Q: Which collaborative measures have the most impact in your experience?
A: The things we implement culturally to increase openness and manage trust are the big ones. Using team coaching techniques we agree, introduce and reinforce the behaviours which are desirable.
Q: You founded an industry group to promote collaboration within the construction and infrastructure sectors?
A: Yes, Behaviours for Collaboration was born out of an observation that in order to create collaboration we needed to guide people and show them what good collaboration looks like when it is happening.
Other industries seeking to make change have successfully introduced tools and techniques in order to influence behaviour change.
To facilitate this change we first conducted research to describe the behaviours of collaboration. Our second step was to publicise this information and share it widely through conferences, a YouTube video and 28 articles.
We have now built-up a community of practise interested in generating a wider sector-based change to our behaviours and our next step is to offer guidance to clients regarding how to successfully establish and maintain successful collaborations.
We’re doing this alongside groups such as constructing excellence Clients group, the UK BIM alliance and others.
Q: In 2017, while at Strides you worked part-time for two years with the Digital Built Britain programme. What was it like to work as part of this trail-blazing group? Did you feel like you were part of something revolutionary?
A: It was a great team, and there is something magical about envisioning a future with others and exploring what it could be. It was a great time and very focused!
Q: What lured you to PCSG?
A: The chance to work on industry leading programmes with a really smart group of people. In addition, the flexibility to manage where you work and how you approach it – and the supportive culture.
Q: How is your free time spent?
A: I am slightly addicted to the self-help and coaching genre of books so I read continuously and learn from what I read. This learning and reflection helps me to find what works and then help others as a result.
I also do a fair bit of charity work. It gives me massive satisfaction as an opportunity to contribute and continue to challenge myself. There is no doubt charity work helps you feel good about yourself.

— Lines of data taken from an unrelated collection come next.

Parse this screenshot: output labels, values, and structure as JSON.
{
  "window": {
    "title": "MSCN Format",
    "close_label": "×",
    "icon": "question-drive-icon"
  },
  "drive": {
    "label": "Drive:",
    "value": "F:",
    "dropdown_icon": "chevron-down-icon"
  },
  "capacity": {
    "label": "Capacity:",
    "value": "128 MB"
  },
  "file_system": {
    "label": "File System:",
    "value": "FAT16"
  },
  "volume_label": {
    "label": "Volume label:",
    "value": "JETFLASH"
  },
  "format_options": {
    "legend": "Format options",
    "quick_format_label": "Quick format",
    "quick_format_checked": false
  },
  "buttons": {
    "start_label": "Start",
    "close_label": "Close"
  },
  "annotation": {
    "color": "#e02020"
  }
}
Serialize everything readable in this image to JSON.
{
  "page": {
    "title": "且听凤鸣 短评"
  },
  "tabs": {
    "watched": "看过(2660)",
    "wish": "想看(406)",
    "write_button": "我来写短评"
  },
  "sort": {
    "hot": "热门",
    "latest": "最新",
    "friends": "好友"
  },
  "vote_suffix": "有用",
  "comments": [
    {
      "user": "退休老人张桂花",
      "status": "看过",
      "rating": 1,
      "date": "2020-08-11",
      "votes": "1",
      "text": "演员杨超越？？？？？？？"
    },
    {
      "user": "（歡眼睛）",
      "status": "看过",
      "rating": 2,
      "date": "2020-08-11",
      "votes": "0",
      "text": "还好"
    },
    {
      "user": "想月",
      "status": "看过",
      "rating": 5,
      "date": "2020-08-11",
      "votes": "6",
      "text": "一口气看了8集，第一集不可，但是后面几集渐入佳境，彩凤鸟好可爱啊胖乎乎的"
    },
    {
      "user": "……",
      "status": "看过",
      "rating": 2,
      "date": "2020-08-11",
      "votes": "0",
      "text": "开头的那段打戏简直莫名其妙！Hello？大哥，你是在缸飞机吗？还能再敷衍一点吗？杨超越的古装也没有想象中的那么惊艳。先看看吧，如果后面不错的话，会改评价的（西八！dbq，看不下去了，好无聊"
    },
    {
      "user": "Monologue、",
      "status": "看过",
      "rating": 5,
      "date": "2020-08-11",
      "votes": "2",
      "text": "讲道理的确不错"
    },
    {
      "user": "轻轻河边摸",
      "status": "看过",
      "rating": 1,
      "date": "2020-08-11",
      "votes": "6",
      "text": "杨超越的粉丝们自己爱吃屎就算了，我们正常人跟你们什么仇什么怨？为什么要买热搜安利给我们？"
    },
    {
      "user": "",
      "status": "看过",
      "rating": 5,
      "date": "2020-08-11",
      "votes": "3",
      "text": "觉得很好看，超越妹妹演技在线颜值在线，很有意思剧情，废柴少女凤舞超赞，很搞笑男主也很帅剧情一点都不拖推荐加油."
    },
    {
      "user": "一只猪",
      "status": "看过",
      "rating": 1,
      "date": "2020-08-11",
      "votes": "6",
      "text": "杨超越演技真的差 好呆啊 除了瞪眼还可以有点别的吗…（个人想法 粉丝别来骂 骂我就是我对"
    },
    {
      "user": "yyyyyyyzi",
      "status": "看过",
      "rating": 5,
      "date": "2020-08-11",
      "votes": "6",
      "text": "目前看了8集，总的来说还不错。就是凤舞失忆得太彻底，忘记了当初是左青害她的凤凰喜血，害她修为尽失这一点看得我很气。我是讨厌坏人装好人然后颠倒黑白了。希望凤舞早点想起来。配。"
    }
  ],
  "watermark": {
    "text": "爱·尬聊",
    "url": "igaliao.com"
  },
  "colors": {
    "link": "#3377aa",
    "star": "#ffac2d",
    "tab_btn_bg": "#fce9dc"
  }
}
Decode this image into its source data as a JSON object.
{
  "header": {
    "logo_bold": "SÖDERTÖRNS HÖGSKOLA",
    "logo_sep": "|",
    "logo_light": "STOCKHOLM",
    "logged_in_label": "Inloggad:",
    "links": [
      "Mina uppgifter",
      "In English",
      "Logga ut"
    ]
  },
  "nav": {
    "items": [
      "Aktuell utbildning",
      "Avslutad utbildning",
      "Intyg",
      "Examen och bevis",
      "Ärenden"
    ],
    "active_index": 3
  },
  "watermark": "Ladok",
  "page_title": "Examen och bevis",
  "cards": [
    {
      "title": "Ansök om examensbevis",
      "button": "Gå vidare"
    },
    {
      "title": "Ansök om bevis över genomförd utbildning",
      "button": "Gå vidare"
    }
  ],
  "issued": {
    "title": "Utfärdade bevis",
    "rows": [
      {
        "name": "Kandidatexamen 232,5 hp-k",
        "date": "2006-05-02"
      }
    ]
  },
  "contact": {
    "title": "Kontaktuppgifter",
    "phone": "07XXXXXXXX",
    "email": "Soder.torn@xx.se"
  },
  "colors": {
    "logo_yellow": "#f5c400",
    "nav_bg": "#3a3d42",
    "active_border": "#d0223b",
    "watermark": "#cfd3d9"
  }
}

In four questions:
Best business book?
Strengthsfinder 2.0 – Knowing your strengths helps you to navigate.
Yes. Walking after work, yoga and lunchtime hugs from my lovely husband.
I did a skydive – not really bravery, so much as feeling compelled. My friend with stage 4 cancer was doing it and I wanted to help in some way. Raised £1800 mind you!! Not bad. I didn’t die but won’t do it twice.
I like to think I’m very open minded about cake but I do have to have gluten free these days. I just made a rhubarb and custard cake that turned out really nicely but I am hankering after a gluten free chocolate orange cake currently – all recipe suggestions welcome.
PCSG is a leading built-environment consultancy which works with clients in the UK and internationally to add value to their organisations and improve business outcomes. In addition to our wide-range of services in the digital, pre-construction and project delivery arenas, we support clients in delivering transformation programmes through alternative approaches which frequently involve changes in mindsets, cultures and behaviours. For more information about our work in this field please contact firstname.lastname@example.org.